[Stored dataset items]

===

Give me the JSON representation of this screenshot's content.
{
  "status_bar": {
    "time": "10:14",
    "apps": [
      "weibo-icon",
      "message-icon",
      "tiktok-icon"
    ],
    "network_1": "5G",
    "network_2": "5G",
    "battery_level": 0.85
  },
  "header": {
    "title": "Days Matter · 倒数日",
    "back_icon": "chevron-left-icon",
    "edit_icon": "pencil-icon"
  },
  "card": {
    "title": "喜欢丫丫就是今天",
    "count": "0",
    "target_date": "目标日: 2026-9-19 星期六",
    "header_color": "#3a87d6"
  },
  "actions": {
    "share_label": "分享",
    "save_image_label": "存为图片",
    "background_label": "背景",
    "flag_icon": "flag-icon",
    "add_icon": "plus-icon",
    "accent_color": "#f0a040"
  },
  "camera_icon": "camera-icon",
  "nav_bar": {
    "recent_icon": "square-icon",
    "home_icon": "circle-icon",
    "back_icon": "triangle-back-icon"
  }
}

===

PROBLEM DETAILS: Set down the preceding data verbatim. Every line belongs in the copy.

RESPONSE:
Give me the JSON representation of this screenshot's content.
{
  "status_bar": {
    "time": "10:14",
    "apps": [
      "weibo-icon",
      "message-icon",
      "tiktok-icon"
    ],
    "network_1": "5G",
    "network_2": "5G",
    "battery_level": 0.85
  },
  "header": {
    "title": "Days Matter · 倒数日",
    "back_icon": "chevron-left-icon",
    "edit_icon": "pencil-icon"
  },
  "card": {
    "title": "喜欢丫丫就是今天",
    "count": "0",
    "target_date": "目标日: 2026-9-19 星期六",
    "header_color": "#3a87d6"
  },
  "actions": {
    "share_label": "分享",
    "save_image_label": "存为图片",
    "background_label": "背景",
    "flag_icon": "flag-icon",
    "add_icon": "plus-icon",
    "accent_color": "#f0a040"
  },
  "camera_icon": "camera-icon",
  "nav_bar": {
    "recent_icon": "square-icon",
    "home_icon": "circle-icon",
    "back_icon": "triangle-back-icon"
  }
}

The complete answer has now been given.